I have done mountain passes on a motorcycle. 15 months ago I took my 750cc Shadow through Fancy Gap in VA on a trip up north (fully loaded with touring equipment and camping gear). Most bikes can handle it just fine. Going downhill usually doesn’t require downshifting since the bikes don’t weight that much.

The only thing I worry about is whether or not a 450cc bike can make it up long steep hills at highway speeds. I suppose if you aren’t carrying a lot of gear, and if it is capable of doing highway speeds, and if you don’t mount a big windshield on it, it should be fine. Personally, I would consider stepping up a 550 or 650cc bike, but I weigh 240 lbs. I also mount a full-sized windshield and lower air deflectors for long trips and winter riding, which adds more wind resistance.

Since we are talking about a used bike, make sure you take it for a test ride at highway speeds to see if a bike that small is tolerable at highway speeds. With only a 450cc engine and a single cylinder, you might not like how it vibrates at highway speeds.

Its a real windy road with a speed limit of 35mph, other uses who just be local run arounds. I have always been a fan of big single cyl engines.

This is true-Kevin

I needed a 14-speed transmission on most of my trips through Gates Pass.

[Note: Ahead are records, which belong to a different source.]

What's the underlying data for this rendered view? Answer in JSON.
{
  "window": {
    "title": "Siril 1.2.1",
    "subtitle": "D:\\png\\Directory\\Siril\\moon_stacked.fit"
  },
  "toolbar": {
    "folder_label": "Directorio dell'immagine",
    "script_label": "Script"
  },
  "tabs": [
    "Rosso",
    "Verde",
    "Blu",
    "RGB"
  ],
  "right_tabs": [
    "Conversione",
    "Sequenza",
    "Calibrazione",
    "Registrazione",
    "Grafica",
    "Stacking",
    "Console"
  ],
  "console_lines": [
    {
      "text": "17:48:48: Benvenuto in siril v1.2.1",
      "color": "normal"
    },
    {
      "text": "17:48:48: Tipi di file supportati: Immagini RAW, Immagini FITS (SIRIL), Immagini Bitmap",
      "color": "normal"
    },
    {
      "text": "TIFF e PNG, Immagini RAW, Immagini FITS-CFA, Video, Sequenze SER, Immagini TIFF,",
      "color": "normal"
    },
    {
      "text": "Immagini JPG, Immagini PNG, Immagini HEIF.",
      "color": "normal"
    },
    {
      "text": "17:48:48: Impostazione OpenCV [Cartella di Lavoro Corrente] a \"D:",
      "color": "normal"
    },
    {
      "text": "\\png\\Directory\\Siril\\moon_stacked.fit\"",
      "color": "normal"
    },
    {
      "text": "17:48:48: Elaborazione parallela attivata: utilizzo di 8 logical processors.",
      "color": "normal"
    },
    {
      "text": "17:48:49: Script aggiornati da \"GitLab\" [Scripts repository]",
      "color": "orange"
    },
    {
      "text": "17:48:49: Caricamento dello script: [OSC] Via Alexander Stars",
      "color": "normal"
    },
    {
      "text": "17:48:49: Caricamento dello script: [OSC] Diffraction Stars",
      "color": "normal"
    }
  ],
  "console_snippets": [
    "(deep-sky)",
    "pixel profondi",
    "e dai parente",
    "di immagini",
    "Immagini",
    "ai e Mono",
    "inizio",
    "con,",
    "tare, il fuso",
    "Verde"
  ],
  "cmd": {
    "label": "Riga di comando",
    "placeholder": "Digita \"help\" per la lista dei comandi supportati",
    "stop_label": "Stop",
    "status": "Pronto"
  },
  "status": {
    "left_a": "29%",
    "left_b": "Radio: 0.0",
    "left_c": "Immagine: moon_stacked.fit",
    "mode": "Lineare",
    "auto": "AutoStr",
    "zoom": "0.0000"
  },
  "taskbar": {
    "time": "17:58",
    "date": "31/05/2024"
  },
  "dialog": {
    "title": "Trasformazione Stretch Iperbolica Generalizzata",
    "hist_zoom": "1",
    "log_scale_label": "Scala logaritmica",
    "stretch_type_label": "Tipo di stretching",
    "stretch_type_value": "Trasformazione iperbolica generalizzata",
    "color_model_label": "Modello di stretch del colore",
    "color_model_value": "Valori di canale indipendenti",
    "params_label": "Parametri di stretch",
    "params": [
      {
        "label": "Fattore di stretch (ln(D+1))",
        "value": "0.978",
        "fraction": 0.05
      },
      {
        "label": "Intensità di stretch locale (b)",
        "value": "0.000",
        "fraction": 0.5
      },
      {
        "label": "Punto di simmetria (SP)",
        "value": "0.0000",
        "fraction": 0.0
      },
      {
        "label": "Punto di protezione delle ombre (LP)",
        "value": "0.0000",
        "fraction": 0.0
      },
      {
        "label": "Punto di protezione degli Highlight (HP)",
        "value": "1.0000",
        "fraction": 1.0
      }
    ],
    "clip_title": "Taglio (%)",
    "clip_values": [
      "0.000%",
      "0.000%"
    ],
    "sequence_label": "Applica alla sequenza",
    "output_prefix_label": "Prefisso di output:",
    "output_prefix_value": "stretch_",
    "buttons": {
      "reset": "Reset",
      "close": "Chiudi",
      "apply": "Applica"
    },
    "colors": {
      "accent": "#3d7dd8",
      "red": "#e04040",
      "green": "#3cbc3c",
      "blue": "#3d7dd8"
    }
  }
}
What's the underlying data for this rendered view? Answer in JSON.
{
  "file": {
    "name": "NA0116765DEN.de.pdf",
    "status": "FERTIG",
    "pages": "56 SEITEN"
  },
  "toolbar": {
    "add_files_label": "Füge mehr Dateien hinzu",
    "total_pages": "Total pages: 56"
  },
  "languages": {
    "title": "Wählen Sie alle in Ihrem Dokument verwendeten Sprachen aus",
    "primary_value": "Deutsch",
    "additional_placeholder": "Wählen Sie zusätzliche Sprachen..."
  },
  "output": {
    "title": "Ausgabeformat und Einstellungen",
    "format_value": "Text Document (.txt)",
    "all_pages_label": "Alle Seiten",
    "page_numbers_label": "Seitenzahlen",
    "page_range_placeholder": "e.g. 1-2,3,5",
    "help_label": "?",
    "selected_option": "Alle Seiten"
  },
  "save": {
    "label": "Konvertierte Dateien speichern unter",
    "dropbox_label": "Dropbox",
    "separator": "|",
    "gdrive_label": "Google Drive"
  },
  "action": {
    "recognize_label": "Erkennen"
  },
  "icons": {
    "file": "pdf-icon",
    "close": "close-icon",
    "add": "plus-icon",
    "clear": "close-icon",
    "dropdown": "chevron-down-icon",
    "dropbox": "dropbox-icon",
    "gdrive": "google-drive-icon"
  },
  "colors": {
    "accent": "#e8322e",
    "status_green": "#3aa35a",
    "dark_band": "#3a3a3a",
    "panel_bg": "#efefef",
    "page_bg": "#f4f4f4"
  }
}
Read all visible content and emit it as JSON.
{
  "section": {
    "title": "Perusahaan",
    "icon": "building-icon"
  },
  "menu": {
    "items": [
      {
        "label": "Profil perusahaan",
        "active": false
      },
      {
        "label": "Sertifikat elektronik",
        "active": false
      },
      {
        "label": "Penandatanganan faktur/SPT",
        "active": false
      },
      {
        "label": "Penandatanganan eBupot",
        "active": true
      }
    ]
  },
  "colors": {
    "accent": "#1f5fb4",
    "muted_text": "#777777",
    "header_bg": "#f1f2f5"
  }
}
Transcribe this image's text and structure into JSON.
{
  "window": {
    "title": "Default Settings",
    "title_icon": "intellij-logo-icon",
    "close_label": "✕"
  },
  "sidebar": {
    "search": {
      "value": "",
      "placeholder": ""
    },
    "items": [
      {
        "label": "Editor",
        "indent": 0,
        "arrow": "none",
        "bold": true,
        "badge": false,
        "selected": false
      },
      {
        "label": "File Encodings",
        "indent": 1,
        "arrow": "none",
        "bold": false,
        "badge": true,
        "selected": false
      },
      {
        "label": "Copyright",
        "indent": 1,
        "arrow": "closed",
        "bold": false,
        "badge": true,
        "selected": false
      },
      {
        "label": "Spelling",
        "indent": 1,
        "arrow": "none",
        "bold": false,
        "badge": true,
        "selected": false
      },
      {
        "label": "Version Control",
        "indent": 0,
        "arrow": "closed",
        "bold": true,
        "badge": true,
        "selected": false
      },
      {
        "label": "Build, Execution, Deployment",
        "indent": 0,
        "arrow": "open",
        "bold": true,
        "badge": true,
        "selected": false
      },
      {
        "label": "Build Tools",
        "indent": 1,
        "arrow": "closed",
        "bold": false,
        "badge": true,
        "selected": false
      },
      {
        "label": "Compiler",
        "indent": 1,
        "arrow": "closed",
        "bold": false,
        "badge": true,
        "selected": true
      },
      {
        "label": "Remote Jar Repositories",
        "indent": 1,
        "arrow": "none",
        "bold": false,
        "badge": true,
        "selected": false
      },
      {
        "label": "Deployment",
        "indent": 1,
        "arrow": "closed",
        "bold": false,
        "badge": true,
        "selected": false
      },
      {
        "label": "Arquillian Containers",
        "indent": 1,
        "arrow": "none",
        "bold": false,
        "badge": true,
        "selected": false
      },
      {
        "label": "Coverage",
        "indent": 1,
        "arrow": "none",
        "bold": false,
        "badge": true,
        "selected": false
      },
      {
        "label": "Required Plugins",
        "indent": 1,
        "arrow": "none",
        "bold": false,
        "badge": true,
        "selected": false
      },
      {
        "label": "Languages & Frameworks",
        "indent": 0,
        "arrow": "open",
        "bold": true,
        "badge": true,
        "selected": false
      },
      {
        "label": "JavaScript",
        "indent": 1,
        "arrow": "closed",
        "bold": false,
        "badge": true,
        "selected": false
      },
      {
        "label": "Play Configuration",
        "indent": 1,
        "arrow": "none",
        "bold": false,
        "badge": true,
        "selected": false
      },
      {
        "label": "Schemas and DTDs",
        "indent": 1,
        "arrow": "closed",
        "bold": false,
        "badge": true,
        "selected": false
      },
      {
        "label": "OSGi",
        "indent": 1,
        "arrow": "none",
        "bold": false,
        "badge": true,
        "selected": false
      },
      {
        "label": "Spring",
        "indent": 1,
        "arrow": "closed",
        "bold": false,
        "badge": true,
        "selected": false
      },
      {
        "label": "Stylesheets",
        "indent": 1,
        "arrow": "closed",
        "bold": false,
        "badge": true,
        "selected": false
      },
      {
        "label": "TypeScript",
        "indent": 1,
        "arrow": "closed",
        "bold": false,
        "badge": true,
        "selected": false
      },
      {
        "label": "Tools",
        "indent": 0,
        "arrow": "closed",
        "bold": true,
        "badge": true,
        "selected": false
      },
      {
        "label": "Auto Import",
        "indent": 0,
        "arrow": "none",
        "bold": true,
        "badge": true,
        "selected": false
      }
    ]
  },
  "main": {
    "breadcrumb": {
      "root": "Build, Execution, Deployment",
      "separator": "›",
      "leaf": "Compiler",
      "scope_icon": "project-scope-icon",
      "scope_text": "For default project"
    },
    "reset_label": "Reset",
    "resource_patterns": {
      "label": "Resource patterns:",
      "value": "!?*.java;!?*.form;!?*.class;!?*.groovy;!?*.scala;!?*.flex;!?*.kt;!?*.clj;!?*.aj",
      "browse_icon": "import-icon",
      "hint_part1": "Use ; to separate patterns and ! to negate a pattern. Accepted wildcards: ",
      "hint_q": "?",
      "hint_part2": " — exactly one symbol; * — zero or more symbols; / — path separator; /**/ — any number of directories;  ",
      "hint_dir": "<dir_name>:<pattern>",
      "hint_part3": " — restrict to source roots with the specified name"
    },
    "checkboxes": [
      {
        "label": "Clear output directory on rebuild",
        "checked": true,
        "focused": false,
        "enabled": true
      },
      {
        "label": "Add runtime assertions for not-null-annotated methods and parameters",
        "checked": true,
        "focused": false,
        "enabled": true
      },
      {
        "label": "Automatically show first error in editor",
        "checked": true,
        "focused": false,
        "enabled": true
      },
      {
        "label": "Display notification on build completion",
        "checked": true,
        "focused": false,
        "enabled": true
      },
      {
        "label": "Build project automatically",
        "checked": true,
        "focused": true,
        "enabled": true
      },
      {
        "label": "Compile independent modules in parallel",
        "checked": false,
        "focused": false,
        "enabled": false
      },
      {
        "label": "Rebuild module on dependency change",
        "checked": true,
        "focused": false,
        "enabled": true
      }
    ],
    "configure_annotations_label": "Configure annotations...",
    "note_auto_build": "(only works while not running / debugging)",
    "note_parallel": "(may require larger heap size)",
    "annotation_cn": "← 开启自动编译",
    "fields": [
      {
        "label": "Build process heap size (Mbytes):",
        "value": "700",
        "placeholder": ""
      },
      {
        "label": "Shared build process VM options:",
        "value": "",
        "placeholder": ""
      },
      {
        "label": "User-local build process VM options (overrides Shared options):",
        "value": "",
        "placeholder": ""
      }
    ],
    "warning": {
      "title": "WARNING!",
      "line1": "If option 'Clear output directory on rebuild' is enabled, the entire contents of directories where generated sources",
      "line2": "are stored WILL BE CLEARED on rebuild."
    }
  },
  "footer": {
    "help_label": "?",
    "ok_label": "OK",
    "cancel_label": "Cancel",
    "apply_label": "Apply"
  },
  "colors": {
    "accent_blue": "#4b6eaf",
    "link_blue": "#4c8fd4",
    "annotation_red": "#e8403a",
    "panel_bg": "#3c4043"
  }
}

I liked downshifting a lot when I was a child with a new driver’s license. Now I would rather enjoy the challenge of good driving most of the time. I try to remind myself that I like driving and must keep that license. If I have a beer, I can barely walk, so I don’t drink and drive. Your friend will tire of roughing up the car after a few years, but for now, have fun.

Man this is so true,I have absolutely no desire to be on the road-under the influence of anything.I have to drive a lot(tickles me when someone else can drive-especially the wife-she doesnt nag herself alot).Some people are exceptional drivers,some are not.The law of averages has a way of catching up.-Kevin

For what you are talking about, a 250 cc bike would be plenty and probably ideal. Off road, the weight of a big bike often hurts you more than its horsepower helps you.
When I was in high school, a 450 was considered a big motorcycle and if you rode a 650, you walked with the gods.
Motorcycle displacement is like deer rifle calibers, just because someone invented a .300 Weatherby Magnum, everybody thinks they need one to kill those whitetails that used to drop dead when shot with a .30-30.

This is great you know about Gates Pass, this is from where I draw my bicycle vrs car opinions.

I always wondered if you could cross the double yellow lines to give a bike room,well I found out. A local cop ended up behind me on they way up the hill and when a safe place to pull over the double yellows came I took it and passed the cyclist and the Sheriff did not pull me over so I guess its OK.

And I have seen what a 30.30 does to 150lb Whitetails,knockes them down right now (provided you place you shot right).